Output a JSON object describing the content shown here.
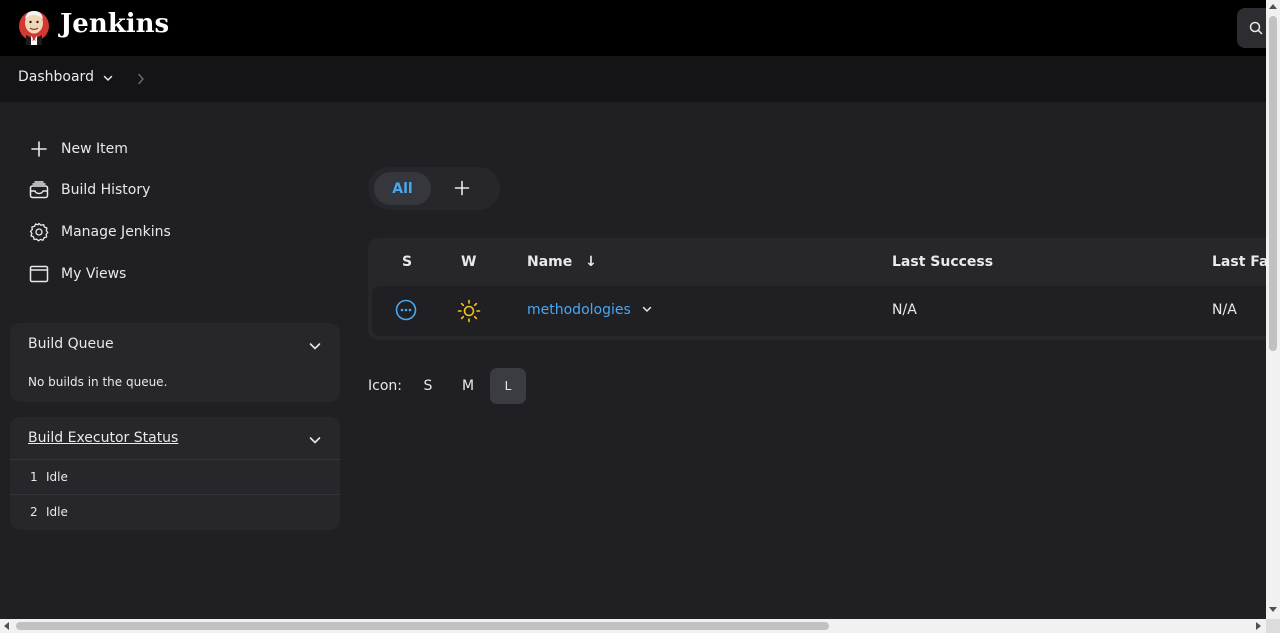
{
  "header": {
    "brand": "Jenkins",
    "logo_icon": "jenkins-butler-logo",
    "search_icon": "search-icon"
  },
  "breadcrumb": {
    "items": [
      "Dashboard"
    ]
  },
  "sidebar": {
    "tasks": [
      {
        "label": "New Item",
        "icon": "plus-icon"
      },
      {
        "label": "Build History",
        "icon": "build-history-icon"
      },
      {
        "label": "Manage Jenkins",
        "icon": "gear-icon"
      },
      {
        "label": "My Views",
        "icon": "window-icon"
      }
    ],
    "build_queue": {
      "title": "Build Queue",
      "empty_text": "No builds in the queue."
    },
    "executors": {
      "title": "Build Executor Status",
      "rows": [
        {
          "num": "1",
          "state": "Idle"
        },
        {
          "num": "2",
          "state": "Idle"
        }
      ]
    }
  },
  "views": {
    "tabs": [
      {
        "label": "All",
        "active": true
      }
    ],
    "add_icon": "plus-icon"
  },
  "table": {
    "headers": {
      "status": "S",
      "weather": "W",
      "name": "Name",
      "name_sort": "↓",
      "last_success": "Last Success",
      "last_failure": "Last Fa"
    },
    "rows": [
      {
        "status_icon": "in-progress-ellipsis-icon",
        "weather_icon": "sunny-weather-icon",
        "name": "methodologies",
        "last_success": "N/A",
        "last_failure": "N/A"
      }
    ]
  },
  "icon_size": {
    "label": "Icon:",
    "options": [
      "S",
      "M",
      "L"
    ],
    "selected": "L"
  },
  "colors": {
    "accent": "#4aa8f0",
    "weather_sun": "#f5c518",
    "background": "#1f1f24",
    "header": "#000000"
  }
}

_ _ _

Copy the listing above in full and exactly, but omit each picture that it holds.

Written response:
Output a JSON object describing the content shown here.
{
  "header": {
    "brand": "Jenkins",
    "logo_icon": "jenkins-butler-logo",
    "search_icon": "search-icon"
  },
  "breadcrumb": {
    "items": [
      "Dashboard"
    ]
  },
  "sidebar": {
    "tasks": [
      {
        "label": "New Item",
        "icon": "plus-icon"
      },
      {
        "label": "Build History",
        "icon": "build-history-icon"
      },
      {
        "label": "Manage Jenkins",
        "icon": "gear-icon"
      },
      {
        "label": "My Views",
        "icon": "window-icon"
      }
    ],
    "build_queue": {
      "title": "Build Queue",
      "empty_text": "No builds in the queue."
    },
    "executors": {
      "title": "Build Executor Status",
      "rows": [
        {
          "num": "1",
          "state": "Idle"
        },
        {
          "num": "2",
          "state": "Idle"
        }
      ]
    }
  },
  "views": {
    "tabs": [
      {
        "label": "All",
        "active": true
      }
    ],
    "add_icon": "plus-icon"
  },
  "table": {
    "headers": {
      "status": "S",
      "weather": "W",
      "name": "Name",
      "name_sort": "↓",
      "last_success": "Last Success",
      "last_failure": "Last Fa"
    },
    "rows": [
      {
        "status_icon": "in-progress-ellipsis-icon",
        "weather_icon": "sunny-weather-icon",
        "name": "methodologies",
        "last_success": "N/A",
        "last_failure": "N/A"
      }
    ]
  },
  "icon_size": {
    "label": "Icon:",
    "options": [
      "S",
      "M",
      "L"
    ],
    "selected": "L"
  },
  "colors": {
    "accent": "#4aa8f0",
    "weather_sun": "#f5c518",
    "background": "#1f1f24",
    "header": "#000000"
  }
}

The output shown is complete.